Using the data that follows, say how many lines contain the word "into", giving the number by itself.

Web page and app entries:
☆ ☆ ☆ ☆ ☆

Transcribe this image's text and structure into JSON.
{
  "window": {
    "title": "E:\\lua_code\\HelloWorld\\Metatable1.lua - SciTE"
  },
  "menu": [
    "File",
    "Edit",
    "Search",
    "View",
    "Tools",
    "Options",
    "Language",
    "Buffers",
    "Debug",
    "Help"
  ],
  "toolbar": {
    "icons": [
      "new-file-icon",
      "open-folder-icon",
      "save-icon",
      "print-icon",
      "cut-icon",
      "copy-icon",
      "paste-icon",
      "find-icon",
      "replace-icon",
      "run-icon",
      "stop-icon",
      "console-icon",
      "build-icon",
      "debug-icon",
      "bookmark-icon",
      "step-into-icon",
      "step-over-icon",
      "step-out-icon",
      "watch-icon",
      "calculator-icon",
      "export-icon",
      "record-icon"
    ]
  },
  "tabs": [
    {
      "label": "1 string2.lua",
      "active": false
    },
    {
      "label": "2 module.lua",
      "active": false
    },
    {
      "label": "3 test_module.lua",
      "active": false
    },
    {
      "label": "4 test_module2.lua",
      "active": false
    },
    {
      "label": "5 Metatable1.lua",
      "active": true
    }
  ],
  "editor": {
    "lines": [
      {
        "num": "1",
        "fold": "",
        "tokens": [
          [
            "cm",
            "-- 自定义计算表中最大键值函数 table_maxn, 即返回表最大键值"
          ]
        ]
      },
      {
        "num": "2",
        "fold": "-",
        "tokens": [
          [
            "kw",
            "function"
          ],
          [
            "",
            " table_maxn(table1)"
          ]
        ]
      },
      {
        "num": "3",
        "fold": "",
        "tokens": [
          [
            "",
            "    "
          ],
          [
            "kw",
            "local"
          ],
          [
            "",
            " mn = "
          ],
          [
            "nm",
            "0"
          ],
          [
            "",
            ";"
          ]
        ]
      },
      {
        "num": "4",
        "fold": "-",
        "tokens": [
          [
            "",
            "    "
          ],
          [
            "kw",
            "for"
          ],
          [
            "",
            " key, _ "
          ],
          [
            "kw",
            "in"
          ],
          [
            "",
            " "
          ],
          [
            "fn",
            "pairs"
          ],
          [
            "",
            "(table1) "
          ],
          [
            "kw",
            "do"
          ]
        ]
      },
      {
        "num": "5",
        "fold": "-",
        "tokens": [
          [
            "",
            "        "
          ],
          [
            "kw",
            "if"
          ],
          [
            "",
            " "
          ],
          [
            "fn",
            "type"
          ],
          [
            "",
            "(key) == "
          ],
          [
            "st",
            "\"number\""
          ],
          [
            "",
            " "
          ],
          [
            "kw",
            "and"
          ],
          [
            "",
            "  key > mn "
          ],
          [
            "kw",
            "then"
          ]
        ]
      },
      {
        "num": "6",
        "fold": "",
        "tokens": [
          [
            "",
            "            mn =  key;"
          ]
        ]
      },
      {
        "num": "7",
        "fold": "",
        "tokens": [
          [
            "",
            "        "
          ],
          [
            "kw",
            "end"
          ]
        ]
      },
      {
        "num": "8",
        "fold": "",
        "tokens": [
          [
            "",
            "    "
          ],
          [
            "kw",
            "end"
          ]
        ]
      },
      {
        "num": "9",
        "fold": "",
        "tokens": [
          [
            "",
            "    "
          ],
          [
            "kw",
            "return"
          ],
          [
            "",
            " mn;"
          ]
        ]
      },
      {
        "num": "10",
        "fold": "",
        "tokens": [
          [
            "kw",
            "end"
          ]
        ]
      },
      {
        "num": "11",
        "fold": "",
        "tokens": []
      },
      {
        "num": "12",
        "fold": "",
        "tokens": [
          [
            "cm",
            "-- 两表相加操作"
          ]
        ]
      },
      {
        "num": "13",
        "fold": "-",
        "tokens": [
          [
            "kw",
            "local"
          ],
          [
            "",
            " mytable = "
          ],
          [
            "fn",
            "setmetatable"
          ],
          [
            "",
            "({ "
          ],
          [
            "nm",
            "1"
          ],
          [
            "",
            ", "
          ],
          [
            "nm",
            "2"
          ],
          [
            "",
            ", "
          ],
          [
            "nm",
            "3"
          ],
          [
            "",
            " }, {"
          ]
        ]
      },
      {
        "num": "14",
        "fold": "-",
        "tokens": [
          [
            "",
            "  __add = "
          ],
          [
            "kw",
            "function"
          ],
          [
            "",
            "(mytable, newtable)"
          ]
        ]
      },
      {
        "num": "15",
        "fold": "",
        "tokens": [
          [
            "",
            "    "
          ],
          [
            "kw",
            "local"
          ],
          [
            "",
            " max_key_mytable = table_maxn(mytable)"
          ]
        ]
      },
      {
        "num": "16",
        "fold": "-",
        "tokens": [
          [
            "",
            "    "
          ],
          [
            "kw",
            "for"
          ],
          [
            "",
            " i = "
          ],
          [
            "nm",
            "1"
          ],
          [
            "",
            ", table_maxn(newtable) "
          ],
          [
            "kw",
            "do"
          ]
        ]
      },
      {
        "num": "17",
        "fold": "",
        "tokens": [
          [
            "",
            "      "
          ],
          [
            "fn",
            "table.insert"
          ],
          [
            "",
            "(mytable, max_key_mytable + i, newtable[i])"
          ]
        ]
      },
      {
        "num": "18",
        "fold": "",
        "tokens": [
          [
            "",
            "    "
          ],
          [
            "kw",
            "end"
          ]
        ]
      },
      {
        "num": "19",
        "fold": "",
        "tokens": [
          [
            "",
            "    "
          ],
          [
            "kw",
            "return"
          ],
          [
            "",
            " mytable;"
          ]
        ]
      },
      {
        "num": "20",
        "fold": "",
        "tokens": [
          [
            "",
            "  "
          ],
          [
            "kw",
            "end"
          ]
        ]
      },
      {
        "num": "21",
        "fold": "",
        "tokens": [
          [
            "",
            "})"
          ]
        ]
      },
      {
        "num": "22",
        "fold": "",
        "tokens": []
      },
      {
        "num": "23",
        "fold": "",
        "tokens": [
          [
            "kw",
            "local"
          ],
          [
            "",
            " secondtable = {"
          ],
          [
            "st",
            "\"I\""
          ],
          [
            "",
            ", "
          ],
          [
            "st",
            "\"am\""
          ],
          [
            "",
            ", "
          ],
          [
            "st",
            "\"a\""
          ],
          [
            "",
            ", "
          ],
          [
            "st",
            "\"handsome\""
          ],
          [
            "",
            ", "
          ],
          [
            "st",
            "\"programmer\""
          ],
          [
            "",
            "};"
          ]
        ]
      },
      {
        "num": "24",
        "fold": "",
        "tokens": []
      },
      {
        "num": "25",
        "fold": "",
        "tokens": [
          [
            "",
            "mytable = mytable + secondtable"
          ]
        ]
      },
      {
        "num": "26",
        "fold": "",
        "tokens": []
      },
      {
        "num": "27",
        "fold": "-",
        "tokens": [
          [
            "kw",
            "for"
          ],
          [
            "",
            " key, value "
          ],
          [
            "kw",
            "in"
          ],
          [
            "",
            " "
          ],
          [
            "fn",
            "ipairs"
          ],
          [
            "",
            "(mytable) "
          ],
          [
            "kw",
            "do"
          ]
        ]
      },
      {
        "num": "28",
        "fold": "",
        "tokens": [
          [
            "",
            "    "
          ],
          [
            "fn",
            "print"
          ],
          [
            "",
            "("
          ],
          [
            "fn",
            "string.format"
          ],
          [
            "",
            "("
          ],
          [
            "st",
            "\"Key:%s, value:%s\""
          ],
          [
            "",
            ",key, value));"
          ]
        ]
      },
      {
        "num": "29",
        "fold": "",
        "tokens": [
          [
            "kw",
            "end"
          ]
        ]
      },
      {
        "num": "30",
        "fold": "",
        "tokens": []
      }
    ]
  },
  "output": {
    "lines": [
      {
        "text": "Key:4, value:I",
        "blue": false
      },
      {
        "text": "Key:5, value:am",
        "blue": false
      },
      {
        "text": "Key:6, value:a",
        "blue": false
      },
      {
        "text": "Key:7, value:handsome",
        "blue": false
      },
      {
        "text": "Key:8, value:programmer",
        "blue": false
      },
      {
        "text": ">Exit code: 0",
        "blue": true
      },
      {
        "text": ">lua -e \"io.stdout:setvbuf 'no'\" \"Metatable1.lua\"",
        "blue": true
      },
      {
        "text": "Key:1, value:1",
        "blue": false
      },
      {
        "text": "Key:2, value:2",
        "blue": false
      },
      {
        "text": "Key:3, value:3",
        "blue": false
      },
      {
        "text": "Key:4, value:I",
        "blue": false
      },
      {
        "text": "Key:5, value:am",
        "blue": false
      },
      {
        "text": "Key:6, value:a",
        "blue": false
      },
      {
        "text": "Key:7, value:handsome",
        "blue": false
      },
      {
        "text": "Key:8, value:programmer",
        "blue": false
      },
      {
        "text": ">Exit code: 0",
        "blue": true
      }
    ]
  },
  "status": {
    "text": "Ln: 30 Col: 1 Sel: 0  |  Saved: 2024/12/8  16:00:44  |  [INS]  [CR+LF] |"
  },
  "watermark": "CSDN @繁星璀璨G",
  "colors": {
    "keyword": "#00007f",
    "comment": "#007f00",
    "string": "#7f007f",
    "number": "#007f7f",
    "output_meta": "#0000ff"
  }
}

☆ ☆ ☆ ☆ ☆

**Output below**
2